An MPPT basically works by attempting to present a solar panel with the ideal "resistance".
The basic idea is that for zero current (open-circuit), they provide maximum output voltage, and as you increase the current output (i.e. you go from infinite resistance to zero resistance) the voltage of the solar panel decreases. Somewhere in this range, there is an ideal amount of "resistance" that when connected to the solar panel, will extract the most power. Or, in other words, there is an ideal amount of current to "pull" from the solar panel that will provide the maximum amount of power.
The way MPPTs do this is by having some kind of DC-DC converter, such as a buck-boost converter, in which they carefully control the output current of the solar panel (i.e. the input current of the MPPT) such that the maximum power is obtained. Essentially, they behave as if they were variable resistors, trying to find the best spot to consume the most amount of power. Of course, this inevitably makes the output voltage variable, as this input current adjustment will come from the DC-DC converter's duty cycle.
Realistically, when you use an buck-converting MPPT solar charge controller, and assuming it is in MPPT mode, the controller varies the battery charge current to maintain the solar panel input voltage at the maximum power point for the solar panel.
Or, more or less equivalently, you could say it varies the PWM duty cycle of the buck converter to maximize charge current (which incidentally keeps the solar panel at its maximum power voltage).
I know I am answering an old question that already has an answer. I don't think the accepted answer is very accurate. The output voltage is, essentially, set by the battery. It is a mistake to think it is varied by the controller. The main job of the controller is to find and track the unique value of duty cycle that results in maximum charge current going into the battery.

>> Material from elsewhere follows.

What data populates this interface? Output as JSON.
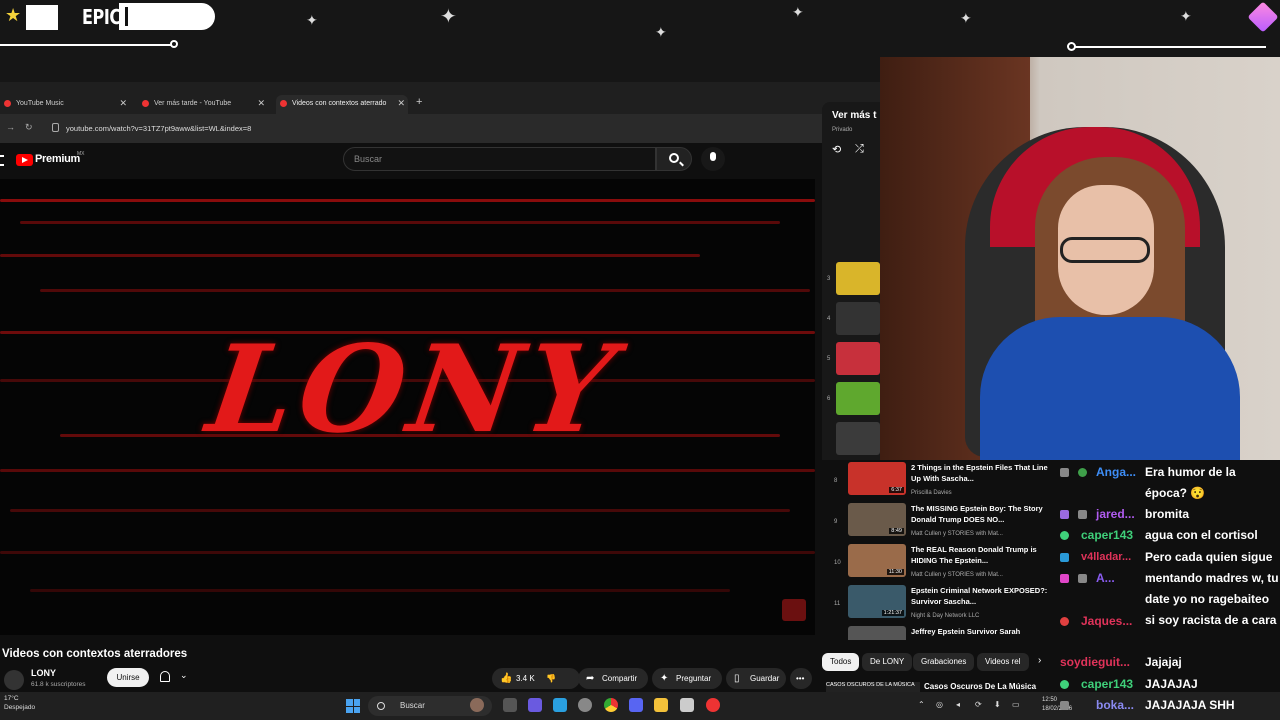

As a practical matter, the maximum power voltage point of a solar panel does not change much with changes in lighting or changes in temperature. So the solar panel voltage will be relatively constant. So the input and output voltages remain relatively constant (change slowly over time) and the current is the main thing that changes.